For instance, those affected by flooding at their premises, or their agents’ premises, will not be asked to pay a penalty if their return is submitted without unreasonable delay.
The department has also opened a Tax Helpline to give practical help and advice to people affected by severe weather and flooding – 0800 904 7900.
Ruth Owen, HMRC Director General of Personal Tax, said: “Untidy family members and hungry pets are very unlikely to be accepted as a legitimate excuse for completing your tax return late.
“We understand that life can be unpredictable and for those customers who have a genuine excuse for missing the 31 January deadline, such as the flooding, help is at hand.
“My advice would be to contact us through our helplines or online, as soon as possible.

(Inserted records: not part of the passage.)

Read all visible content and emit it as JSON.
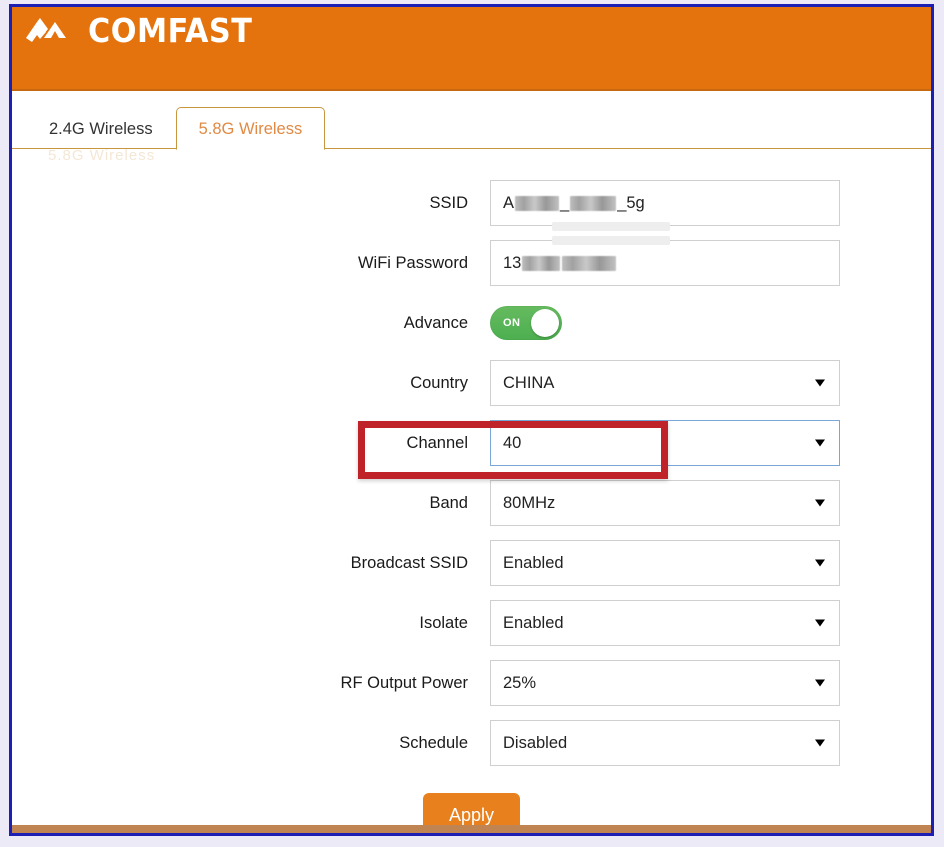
{
  "brand": {
    "logo_text": "COMFAST",
    "logo_icon": "comfast-chevron-logo-icon",
    "header_color": "#e4720d"
  },
  "tabs": [
    {
      "label": "2.4G Wireless",
      "active": false
    },
    {
      "label": "5.8G Wireless",
      "active": true
    }
  ],
  "ghost_artifact": "5.8G Wireless",
  "form": {
    "ssid": {
      "label": "SSID",
      "value_prefix": "A",
      "value_suffix": "_5g",
      "redacted": true
    },
    "wifi_password": {
      "label": "WiFi Password",
      "value_prefix": "13",
      "redacted": true
    },
    "advance": {
      "label": "Advance",
      "toggle_state": "ON",
      "on_color": "#5cb85c"
    },
    "country": {
      "label": "Country",
      "value": "CHINA"
    },
    "channel": {
      "label": "Channel",
      "value": "40",
      "focused": true,
      "highlighted": true,
      "highlight_color": "#c0222a"
    },
    "band": {
      "label": "Band",
      "value": "80MHz"
    },
    "broadcast_ssid": {
      "label": "Broadcast SSID",
      "value": "Enabled"
    },
    "isolate": {
      "label": "Isolate",
      "value": "Enabled"
    },
    "rf_output_power": {
      "label": "RF Output Power",
      "value": "25%"
    },
    "schedule": {
      "label": "Schedule",
      "value": "Disabled"
    }
  },
  "actions": {
    "apply_label": "Apply"
  },
  "icons": {
    "dropdown_caret": "chevron-down-icon"
  },
  "colors": {
    "accent_orange": "#e8801d",
    "tab_border": "#c8963e",
    "page_border": "#1d1fb4",
    "annotation_red": "#c0222a",
    "bottom_bar": "#c08452"
  }
}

But for those who are trying to play the system, while the rest of us do the right thing, the message is clear: submit your tax return online by 31 January or face a fine.
“We’re here to help people in genuine distress, but not to act as a free lender to people who can’t meet their responsibilities to pay their tax.”
The deadline for sending 2014-15 tax returns to HMRC, and paying any tax owed, is January 31, 2016.